RONNIE RENO, LESSONS LEARNED
The mood of Ronnie Reno’s latest is thoughtful, sentimental at times, wistful at others, the presentation relaxed. Nothing feels hurried. That includes the solos from Mike Scott on banjo, John Maberry on mandolin and Steve Day on fiddle. Several of the songs are at a quick tempo so, of course, the solos and backing are going to move along, but the attack remains fluid and always in step with Reno’s lead delivery, which is always gentle and sort of behind the beat, more akin to traditional country than to bluegrass.
Reno wrote nine of the eleven songs. The two he didn’t are “Trail Of Sorrow,” written by his father, and a bonus track cover of “Always Late,” sung with David Frizzell and recalling Reno’s time with Merle Haggard. In fact, the faster, straighter beat of “Always Late” shoots a direct line back to the way Haggard liked it. It almost goes without saying that if you like one of the songs here, you’ll probably enjoy the album as a whole. The songs are well-written and distinct enough, and the tempos do run the usual gamut from slow to fast, but a mood is a mood and the one Reno establishes here does carry from track to track, giving them all if not a sameness, then certainly a kinship.

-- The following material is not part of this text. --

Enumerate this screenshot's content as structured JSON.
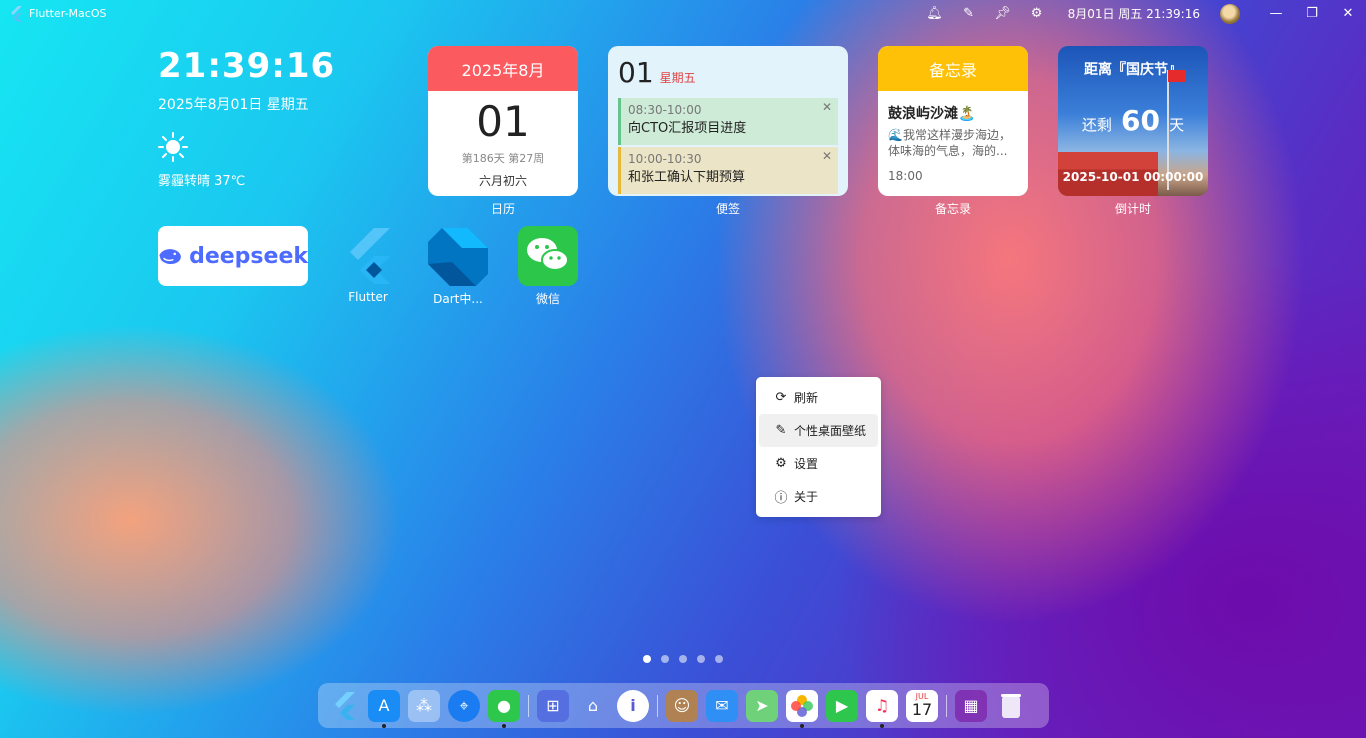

That said, several of the tracks do rise a bit higher than the others. “Lower Than Lonesome,” an uptempo, drum-propelled (as all the tracks are) number about lost love, is quite good. The title-track, which follows, also has an attractive medium bounce and a nice message about getting along in a marriage. The romantic notions of “Deep Part Of Your Love” and “All That’s Worth Remembering,” both medium in tempo and both very tuneful also standout. And of course, it’s hard not to like any cover of “Always Late.” A fine celebration of Reno’s sixty years in music. (Rural Rhythm, P.O. Box 750, Mt. Juliet, TN 37121, www.ruralrhythm.com.)BW